**What is needed**
Return, from the listing below, each line where the word "Loudness" appears.

**Input material**
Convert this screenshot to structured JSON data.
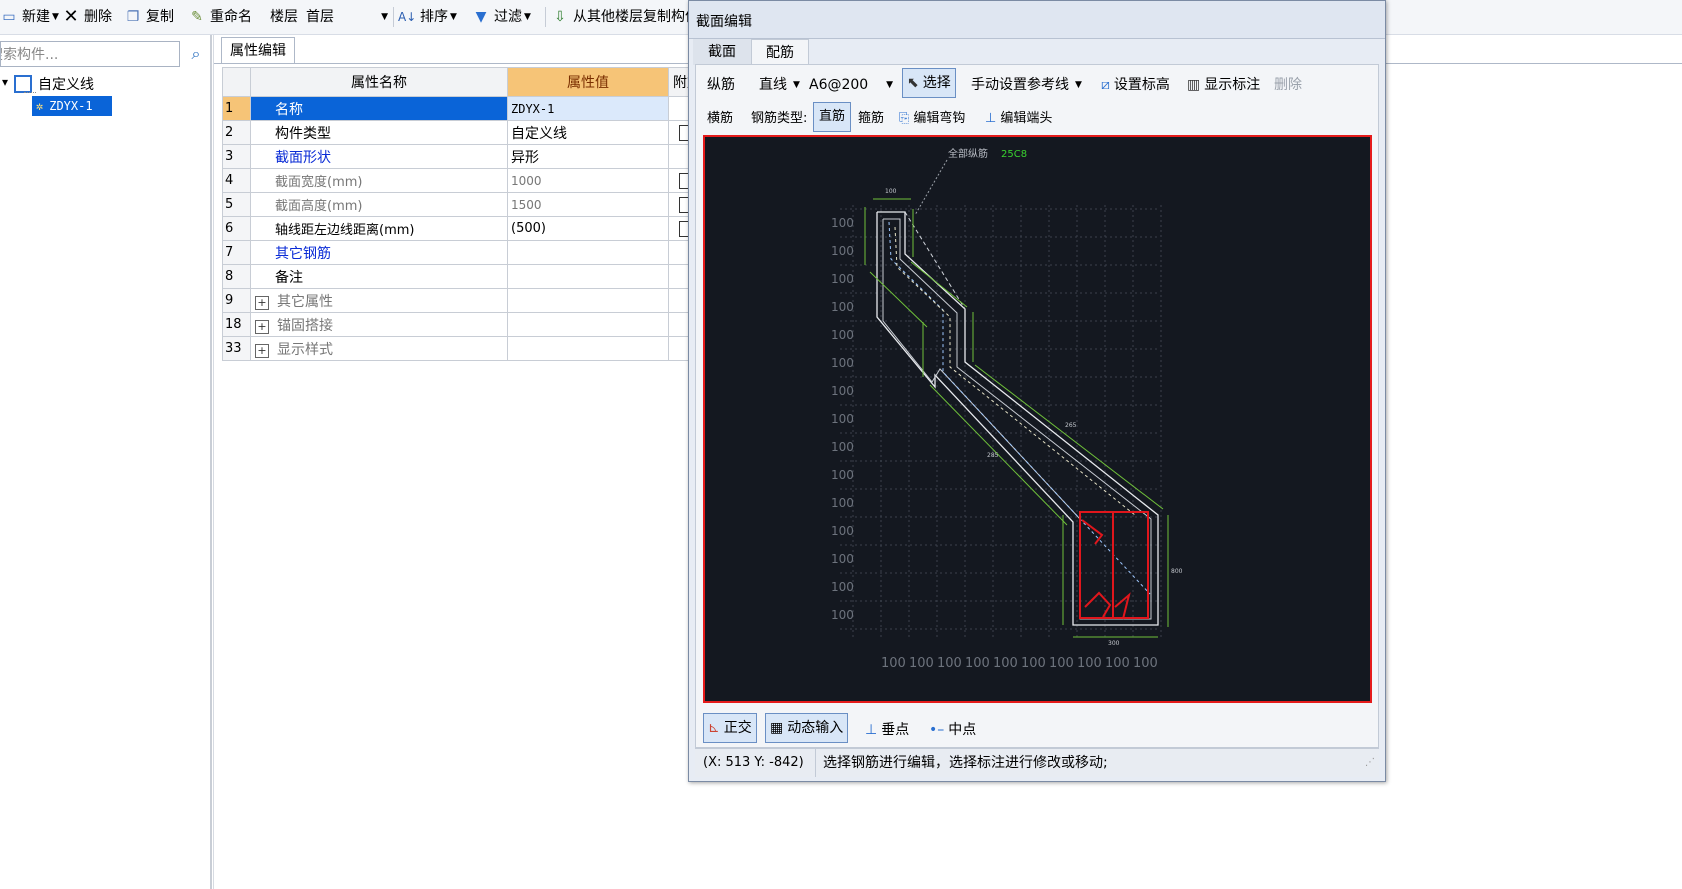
{
  "toolbar": {
    "new_label": "新建",
    "delete_label": "删除",
    "copy_label": "复制",
    "rename_label": "重命名",
    "floor_label": "楼层",
    "floor_value": "首层",
    "sort_label": "排序",
    "filter_label": "过滤",
    "copy_from_floor_label": "从其他楼层复制构件"
  },
  "left_panel": {
    "search_placeholder": "搜索构件...",
    "tree": {
      "root_label": "自定义线",
      "child_label": "ZDYX-1"
    }
  },
  "property_panel": {
    "tab_label": "属性编辑",
    "headers": {
      "name": "属性名称",
      "value": "属性值",
      "extra": "附加"
    },
    "rows": [
      {
        "num": "1",
        "name": "名称",
        "value": "ZDYX-1"
      },
      {
        "num": "2",
        "name": "构件类型",
        "value": "自定义线"
      },
      {
        "num": "3",
        "name": "截面形状",
        "value": "异形"
      },
      {
        "num": "4",
        "name": "截面宽度(mm)",
        "value": "1000"
      },
      {
        "num": "5",
        "name": "截面高度(mm)",
        "value": "1500"
      },
      {
        "num": "6",
        "name": "轴线距左边线距离(mm)",
        "value": "(500)"
      },
      {
        "num": "7",
        "name": "其它钢筋",
        "value": ""
      },
      {
        "num": "8",
        "name": "备注",
        "value": ""
      },
      {
        "num": "9",
        "name": "其它属性",
        "value": ""
      },
      {
        "num": "18",
        "name": "锚固搭接",
        "value": ""
      },
      {
        "num": "33",
        "name": "显示样式",
        "value": ""
      }
    ]
  },
  "dialog": {
    "title": "截面编辑",
    "tabs": [
      "截面",
      "配筋"
    ],
    "row1": {
      "longitudinal_label": "纵筋",
      "line_mode": "直线",
      "rebar_spec": "A6@200",
      "select_label": "选择",
      "manual_ref_label": "手动设置参考线",
      "set_elevation_label": "设置标高",
      "show_dim_label": "显示标注",
      "delete_label": "删除"
    },
    "row2": {
      "transverse_label": "横筋",
      "rebar_type_label": "钢筋类型:",
      "straight_label": "直筋",
      "stirrup_label": "箍筋",
      "edit_hook_label": "编辑弯钩",
      "edit_end_label": "编辑端头"
    },
    "canvas": {
      "annotation_label": "全部纵筋",
      "annotation_value": "25C8",
      "grid_label": "100",
      "dims": {
        "top_width": "100",
        "right_height": "800",
        "bottom_width": "300",
        "diag_long": "265",
        "diag_short": "285"
      }
    },
    "bottom_bar": {
      "ortho_label": "正交",
      "dynamic_input_label": "动态输入",
      "perp_label": "垂点",
      "mid_label": "中点"
    },
    "status": {
      "coords": "(X: 513 Y: -842)",
      "message": "选择钢筋进行编辑，选择标注进行修改或移动;"
    }
  },
  "colors": {
    "canvas_bg": "#141820",
    "canvas_border": "#e51b1b",
    "rebar_red": "#e0161c",
    "dim_green": "#6fc03a",
    "selected_row": "#0a64d8",
    "value_header": "#f6c477"
  }
}
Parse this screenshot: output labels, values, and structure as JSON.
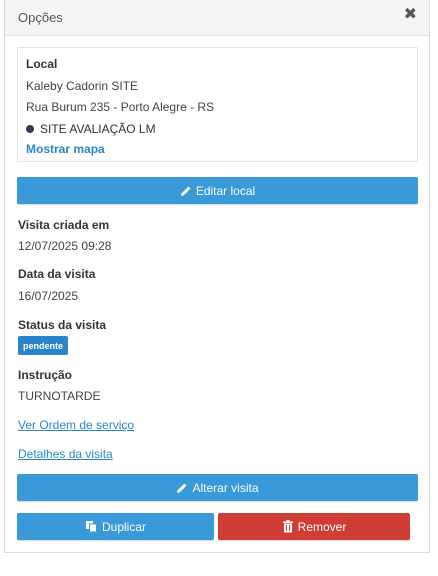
{
  "header": {
    "title": "Opções",
    "close_symbol": "✖"
  },
  "local": {
    "title": "Local",
    "name": "Kaleby Cadorin SITE",
    "address": "Rua Burum 235 - Porto Alegre - RS",
    "site": "SITE AVALIAÇÃO LM",
    "map_link": "Mostrar mapa"
  },
  "buttons": {
    "edit_local": "Editar local",
    "edit_visit": "Alterar visita",
    "duplicate": "Duplicar",
    "remove": "Remover"
  },
  "details": {
    "created_label": "Visita criada em",
    "created_value": "12/07/2025 09:28",
    "date_label": "Data da visita",
    "date_value": "16/07/2025",
    "status_label": "Status da visita",
    "status_value": "pendente",
    "instruction_label": "Instrução",
    "instruction_value": "TURNOTARDE"
  },
  "links": {
    "service_order": "Ver Ordem de serviço",
    "visit_details": "Detalhes da visita"
  },
  "colors": {
    "primary": "#3a9ad9",
    "danger": "#d03d34",
    "badge": "#2a84cc",
    "link": "#2a88c8"
  },
  "icons": {
    "close": "close-icon",
    "edit": "pencil-icon",
    "duplicate": "copy-icon",
    "remove": "trash-icon",
    "site_marker": "dot-icon"
  }
}
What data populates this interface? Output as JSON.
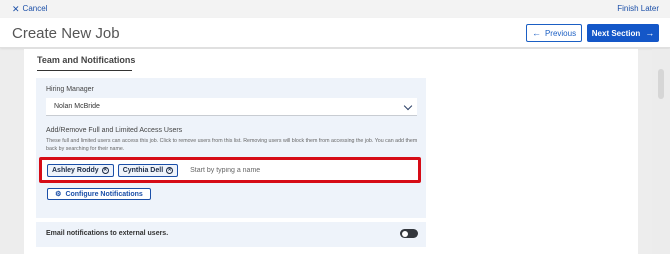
{
  "topbar": {
    "cancel_label": "Cancel",
    "finish_later_label": "Finish Later"
  },
  "header": {
    "title": "Create New Job",
    "previous_label": "Previous",
    "next_label": "Next Section"
  },
  "section": {
    "title": "Team and Notifications"
  },
  "hiring_manager": {
    "label": "Hiring Manager",
    "value": "Nolan McBride"
  },
  "access_users": {
    "label": "Add/Remove Full and Limited Access Users",
    "help": "These full and limited users can access this job. Click to remove users from this list. Removing users will block them from accessing the job. You can add them back by searching for their name.",
    "chips": [
      {
        "label": "Ashley Roddy"
      },
      {
        "label": "Cynthia Dell"
      }
    ],
    "input_placeholder": "Start by typing a name"
  },
  "configure_notifications_label": "Configure Notifications",
  "email_notifications": {
    "label": "Email notifications to external users.",
    "enabled": false
  },
  "colors": {
    "primary": "#1457c8",
    "highlight": "#d60c16",
    "panel_bg": "#eef3fa"
  }
}
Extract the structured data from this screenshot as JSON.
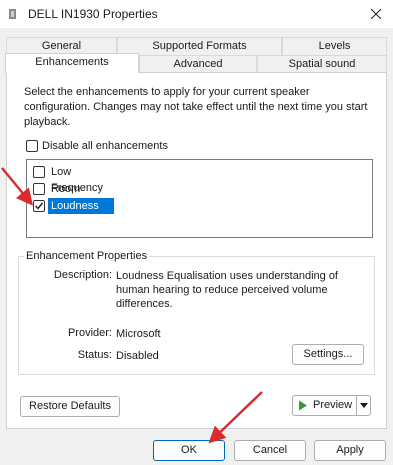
{
  "window": {
    "title": "DELL IN1930 Properties"
  },
  "tabs_row1": [
    {
      "label": "General"
    },
    {
      "label": "Supported Formats"
    },
    {
      "label": "Levels"
    }
  ],
  "tabs_row2": [
    {
      "label": "Enhancements",
      "active": true
    },
    {
      "label": "Advanced"
    },
    {
      "label": "Spatial sound"
    }
  ],
  "enhancements": {
    "description": "Select the enhancements to apply for your current speaker configuration. Changes may not take effect until the next time you start playback.",
    "disable_all_label": "Disable all enhancements",
    "disable_all_checked": false,
    "items": [
      {
        "label": "Low Frequency Protection",
        "checked": false,
        "selected": false
      },
      {
        "label": "Room Correction",
        "checked": false,
        "selected": false
      },
      {
        "label": "Loudness Equalisation",
        "checked": true,
        "selected": true
      }
    ]
  },
  "properties": {
    "group_title": "Enhancement Properties",
    "description_label": "Description:",
    "description_value": "Loudness Equalisation uses understanding of human hearing to reduce perceived volume differences.",
    "provider_label": "Provider:",
    "provider_value": "Microsoft",
    "status_label": "Status:",
    "status_value": "Disabled",
    "settings_label": "Settings..."
  },
  "buttons": {
    "restore_defaults": "Restore Defaults",
    "preview": "Preview",
    "ok": "OK",
    "cancel": "Cancel",
    "apply": "Apply"
  },
  "colors": {
    "selection": "#0078d7",
    "annotation_arrow": "#d92b2b",
    "preview_play": "#2e9e3a"
  }
}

**Solution**
        "label": "Loudness Equalisation",
    "description_value": "Loudness Equalisation uses understanding of human hearing to reduce perceived volume differences.",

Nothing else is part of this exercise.